Germany imports 5 billion eggs from Netherlands as insecticide scandal grows

Published 10.08.2017 17:44
emAFP Photo/em
AFP Photo

Germany has imported 5 billion eggs over the last year from the Netherlands, where Europe's escalating insecticide-tainted egg scandal originated last week.

According to Germany's Federal Statistical Office (Destatis) millions of eggs containing the insecticide fipronil made their way to German markets. Most of the tainted eggs were imported from Belgium and the Netherlands.

In 2016, Germany produced more than 12 billion eggs, of which 2.2 billion were exported. Meanwhile, to meet its daily demand for eggs Germany imported 7 billion eggs. Nearly 5 billion of Germany's imported eggs came from the Netherlands, the country at the center of the ongoing scandal.

Germany also imported 225 million eggs from Belgium, another country involved in the egg crisis.

Meanwhile, Dutch investigators arrested two suspects Thursday in connection with a probe into the discovery of fipronil insecticide in European eggs, prosecutors said.

"It relates to two managers at the company that allegedly used the substance (fipronil) at poultry farms," spokeswoman Marieke van der Molen said, with Dutch media naming the suspects' company as Chickfriend.

The arrests came after Belgian authorities coordinated raids at eight locations across The Netherlands with the assistance of Europe's policing and judicial agencies Europol and Eurojust.

Fipronil is commonly used in veterinary products to get rid of fleas, lice and ticks.

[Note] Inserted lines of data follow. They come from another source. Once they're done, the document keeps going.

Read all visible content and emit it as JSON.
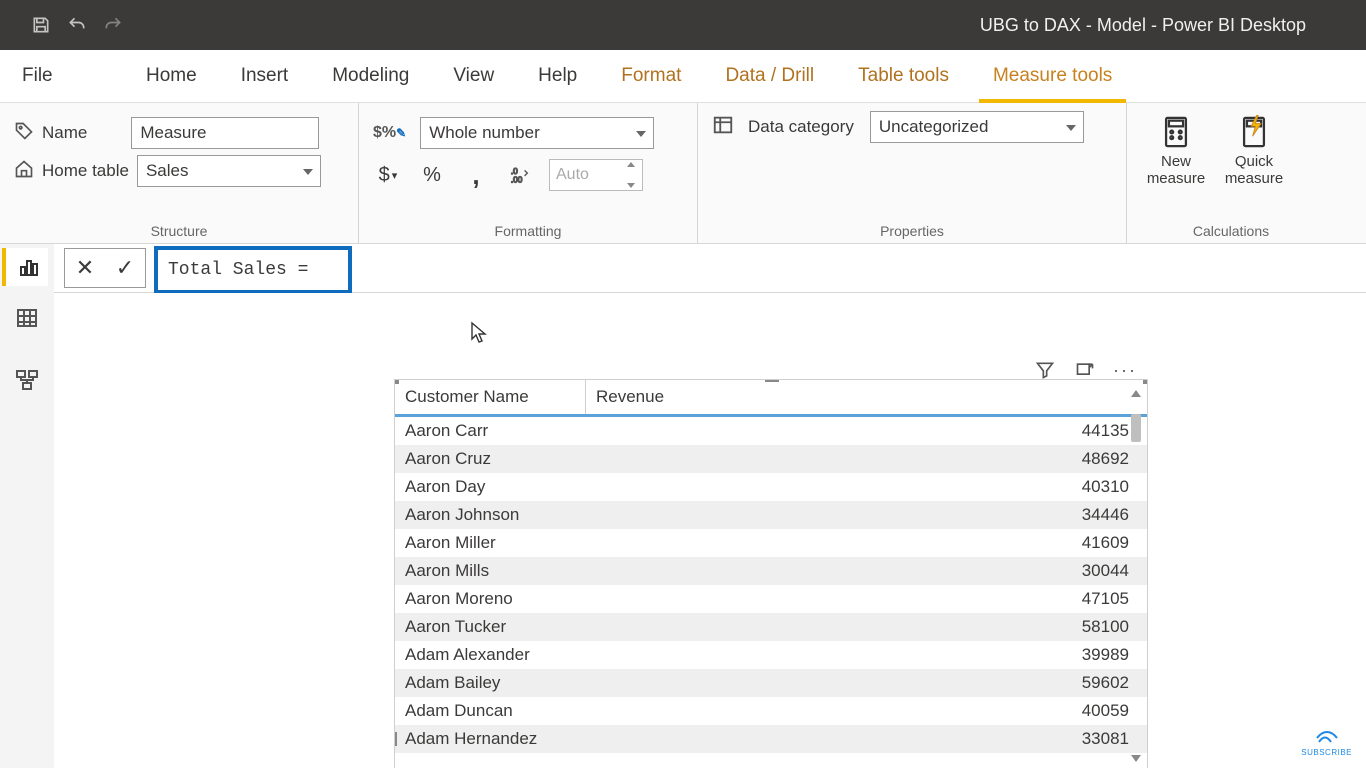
{
  "titlebar": {
    "title": "UBG to DAX - Model - Power BI Desktop"
  },
  "tabs": {
    "file": "File",
    "items": [
      {
        "label": "Home",
        "cls": ""
      },
      {
        "label": "Insert",
        "cls": ""
      },
      {
        "label": "Modeling",
        "cls": ""
      },
      {
        "label": "View",
        "cls": ""
      },
      {
        "label": "Help",
        "cls": ""
      },
      {
        "label": "Format",
        "cls": "ctx1"
      },
      {
        "label": "Data / Drill",
        "cls": "ctx1"
      },
      {
        "label": "Table tools",
        "cls": "ctx2"
      },
      {
        "label": "Measure tools",
        "cls": "ctx2 active"
      }
    ]
  },
  "ribbon": {
    "structure": {
      "label": "Structure",
      "name_label": "Name",
      "name_value": "Measure",
      "home_table_label": "Home table",
      "home_table_value": "Sales"
    },
    "formatting": {
      "label": "Formatting",
      "format_value": "Whole number",
      "currency": "$",
      "percent": "%",
      "thousands": ",",
      "decimals_icon": ".00",
      "auto_label": "Auto"
    },
    "properties": {
      "label": "Properties",
      "data_category_label": "Data category",
      "data_category_value": "Uncategorized"
    },
    "calculations": {
      "label": "Calculations",
      "new_measure": "New measure",
      "quick_measure": "Quick measure"
    }
  },
  "formula_bar": {
    "expression": "Total Sales ="
  },
  "table": {
    "headers": {
      "c0": "Customer Name",
      "c1": "Revenue"
    },
    "rows": [
      {
        "name": "Aaron Carr",
        "rev": "44135"
      },
      {
        "name": "Aaron Cruz",
        "rev": "48692"
      },
      {
        "name": "Aaron Day",
        "rev": "40310"
      },
      {
        "name": "Aaron Johnson",
        "rev": "34446"
      },
      {
        "name": "Aaron Miller",
        "rev": "41609"
      },
      {
        "name": "Aaron Mills",
        "rev": "30044"
      },
      {
        "name": "Aaron Moreno",
        "rev": "47105"
      },
      {
        "name": "Aaron Tucker",
        "rev": "58100"
      },
      {
        "name": "Adam Alexander",
        "rev": "39989"
      },
      {
        "name": "Adam Bailey",
        "rev": "59602"
      },
      {
        "name": "Adam Duncan",
        "rev": "40059"
      },
      {
        "name": "Adam Hernandez",
        "rev": "33081"
      }
    ]
  },
  "badge": {
    "label": "SUBSCRIBE"
  }
}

But it is banned from being used to treat animals destined for human consumption, including chickens.

In large quantities, the insecticide is considered to be "moderately hazardous" according to the World Health Organization, and can have dangerous effects on people's kidneys, liver and thyroid glands.

It is believed the toxic substance was introduced to poultry farms by a Dutch business named Chickfriend, and was initially brought in to treat red lice, a nasty parasite in chickens.

Share on Facebook Share on Twitter